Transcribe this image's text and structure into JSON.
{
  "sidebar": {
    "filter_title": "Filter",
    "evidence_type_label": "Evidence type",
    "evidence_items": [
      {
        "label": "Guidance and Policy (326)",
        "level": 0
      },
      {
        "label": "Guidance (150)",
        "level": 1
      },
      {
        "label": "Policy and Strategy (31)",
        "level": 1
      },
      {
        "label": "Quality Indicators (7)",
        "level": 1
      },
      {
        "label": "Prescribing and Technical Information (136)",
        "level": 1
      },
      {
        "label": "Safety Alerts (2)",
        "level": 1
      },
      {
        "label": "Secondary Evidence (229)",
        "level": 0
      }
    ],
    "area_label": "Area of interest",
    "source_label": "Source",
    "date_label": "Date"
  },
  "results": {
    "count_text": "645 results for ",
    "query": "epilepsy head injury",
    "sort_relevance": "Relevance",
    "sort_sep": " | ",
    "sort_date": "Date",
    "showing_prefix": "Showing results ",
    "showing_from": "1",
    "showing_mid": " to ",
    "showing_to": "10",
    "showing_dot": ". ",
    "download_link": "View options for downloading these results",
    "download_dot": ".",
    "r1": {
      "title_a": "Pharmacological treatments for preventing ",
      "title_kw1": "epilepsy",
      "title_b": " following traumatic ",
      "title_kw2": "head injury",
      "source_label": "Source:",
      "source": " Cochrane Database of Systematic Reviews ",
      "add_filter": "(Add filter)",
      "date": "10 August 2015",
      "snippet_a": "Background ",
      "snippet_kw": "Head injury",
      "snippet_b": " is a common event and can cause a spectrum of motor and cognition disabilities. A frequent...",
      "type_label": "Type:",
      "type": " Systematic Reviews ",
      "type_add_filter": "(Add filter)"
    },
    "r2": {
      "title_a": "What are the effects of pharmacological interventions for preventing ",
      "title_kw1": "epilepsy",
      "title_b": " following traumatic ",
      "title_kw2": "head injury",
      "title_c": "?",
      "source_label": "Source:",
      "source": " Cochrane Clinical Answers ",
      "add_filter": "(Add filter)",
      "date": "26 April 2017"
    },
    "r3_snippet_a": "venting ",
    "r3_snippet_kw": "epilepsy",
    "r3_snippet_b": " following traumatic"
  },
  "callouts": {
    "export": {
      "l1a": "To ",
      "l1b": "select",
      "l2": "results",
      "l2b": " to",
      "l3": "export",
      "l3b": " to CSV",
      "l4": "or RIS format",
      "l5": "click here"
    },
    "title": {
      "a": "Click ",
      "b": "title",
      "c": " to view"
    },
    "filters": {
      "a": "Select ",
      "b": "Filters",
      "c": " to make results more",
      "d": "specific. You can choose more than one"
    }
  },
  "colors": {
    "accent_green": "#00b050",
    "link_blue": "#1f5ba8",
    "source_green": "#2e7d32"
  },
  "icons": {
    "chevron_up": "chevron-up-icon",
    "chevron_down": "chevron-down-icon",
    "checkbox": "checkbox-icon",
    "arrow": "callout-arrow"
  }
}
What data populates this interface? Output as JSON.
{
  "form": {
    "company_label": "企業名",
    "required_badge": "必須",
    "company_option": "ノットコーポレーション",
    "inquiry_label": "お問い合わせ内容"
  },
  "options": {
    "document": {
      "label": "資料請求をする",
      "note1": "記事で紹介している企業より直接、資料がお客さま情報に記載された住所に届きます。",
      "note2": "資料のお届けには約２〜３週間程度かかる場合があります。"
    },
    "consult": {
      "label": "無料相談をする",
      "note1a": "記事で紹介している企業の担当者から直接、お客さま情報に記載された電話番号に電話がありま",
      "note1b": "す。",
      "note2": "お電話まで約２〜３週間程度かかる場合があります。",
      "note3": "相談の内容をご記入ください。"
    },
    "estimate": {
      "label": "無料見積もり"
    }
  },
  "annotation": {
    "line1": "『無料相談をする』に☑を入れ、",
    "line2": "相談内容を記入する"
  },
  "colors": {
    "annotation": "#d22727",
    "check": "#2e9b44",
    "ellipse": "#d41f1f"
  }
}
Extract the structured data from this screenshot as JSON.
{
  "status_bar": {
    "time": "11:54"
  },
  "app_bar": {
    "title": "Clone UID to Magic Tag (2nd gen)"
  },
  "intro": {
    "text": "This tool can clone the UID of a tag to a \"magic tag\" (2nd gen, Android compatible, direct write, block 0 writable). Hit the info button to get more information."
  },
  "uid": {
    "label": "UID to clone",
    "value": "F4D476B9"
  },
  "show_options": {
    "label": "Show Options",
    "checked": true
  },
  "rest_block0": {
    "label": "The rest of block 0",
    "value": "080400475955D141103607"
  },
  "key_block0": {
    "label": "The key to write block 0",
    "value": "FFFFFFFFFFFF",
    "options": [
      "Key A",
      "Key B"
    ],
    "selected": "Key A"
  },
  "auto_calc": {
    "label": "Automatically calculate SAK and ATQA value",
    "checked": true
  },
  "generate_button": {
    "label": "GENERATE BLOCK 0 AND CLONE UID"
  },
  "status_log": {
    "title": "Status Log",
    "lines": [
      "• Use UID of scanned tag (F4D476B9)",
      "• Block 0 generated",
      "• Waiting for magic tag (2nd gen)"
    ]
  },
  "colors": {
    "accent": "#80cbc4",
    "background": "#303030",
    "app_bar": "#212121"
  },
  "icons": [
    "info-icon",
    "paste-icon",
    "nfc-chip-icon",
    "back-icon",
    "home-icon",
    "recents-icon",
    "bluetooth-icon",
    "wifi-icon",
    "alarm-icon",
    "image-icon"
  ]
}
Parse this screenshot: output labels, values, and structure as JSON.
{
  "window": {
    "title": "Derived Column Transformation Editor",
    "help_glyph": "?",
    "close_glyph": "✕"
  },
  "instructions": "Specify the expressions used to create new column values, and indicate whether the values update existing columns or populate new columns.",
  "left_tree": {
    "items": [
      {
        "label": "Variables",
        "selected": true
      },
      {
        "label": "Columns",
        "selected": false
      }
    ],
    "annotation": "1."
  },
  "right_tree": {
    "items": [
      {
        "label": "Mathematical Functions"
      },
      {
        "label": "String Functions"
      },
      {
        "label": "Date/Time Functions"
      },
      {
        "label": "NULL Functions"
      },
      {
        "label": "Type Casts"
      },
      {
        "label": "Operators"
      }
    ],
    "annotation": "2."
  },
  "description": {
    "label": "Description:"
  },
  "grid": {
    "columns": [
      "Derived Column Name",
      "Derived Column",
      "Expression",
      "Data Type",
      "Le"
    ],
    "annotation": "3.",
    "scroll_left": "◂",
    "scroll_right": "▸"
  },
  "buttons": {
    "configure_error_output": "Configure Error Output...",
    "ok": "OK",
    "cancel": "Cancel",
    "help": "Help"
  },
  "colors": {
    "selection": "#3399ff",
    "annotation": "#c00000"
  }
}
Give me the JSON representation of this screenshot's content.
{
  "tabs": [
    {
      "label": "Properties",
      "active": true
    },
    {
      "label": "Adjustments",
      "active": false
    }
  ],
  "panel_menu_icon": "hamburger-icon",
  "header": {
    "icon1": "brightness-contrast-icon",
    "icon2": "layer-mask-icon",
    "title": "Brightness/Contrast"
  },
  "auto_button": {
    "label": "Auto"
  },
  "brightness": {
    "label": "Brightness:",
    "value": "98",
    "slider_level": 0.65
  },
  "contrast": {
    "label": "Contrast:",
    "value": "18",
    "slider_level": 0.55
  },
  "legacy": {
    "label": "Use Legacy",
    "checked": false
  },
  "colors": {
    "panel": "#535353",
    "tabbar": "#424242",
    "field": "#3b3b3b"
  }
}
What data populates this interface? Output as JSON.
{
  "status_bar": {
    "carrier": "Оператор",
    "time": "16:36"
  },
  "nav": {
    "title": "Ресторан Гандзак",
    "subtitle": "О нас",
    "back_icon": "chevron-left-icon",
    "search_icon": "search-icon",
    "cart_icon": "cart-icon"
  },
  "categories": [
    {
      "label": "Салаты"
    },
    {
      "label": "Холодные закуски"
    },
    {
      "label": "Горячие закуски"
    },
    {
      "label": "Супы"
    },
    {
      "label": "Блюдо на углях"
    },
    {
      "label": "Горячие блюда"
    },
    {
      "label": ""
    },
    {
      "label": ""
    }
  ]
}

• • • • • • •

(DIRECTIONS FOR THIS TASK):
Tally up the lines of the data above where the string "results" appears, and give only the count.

(COMPLETED EXERCISE):
6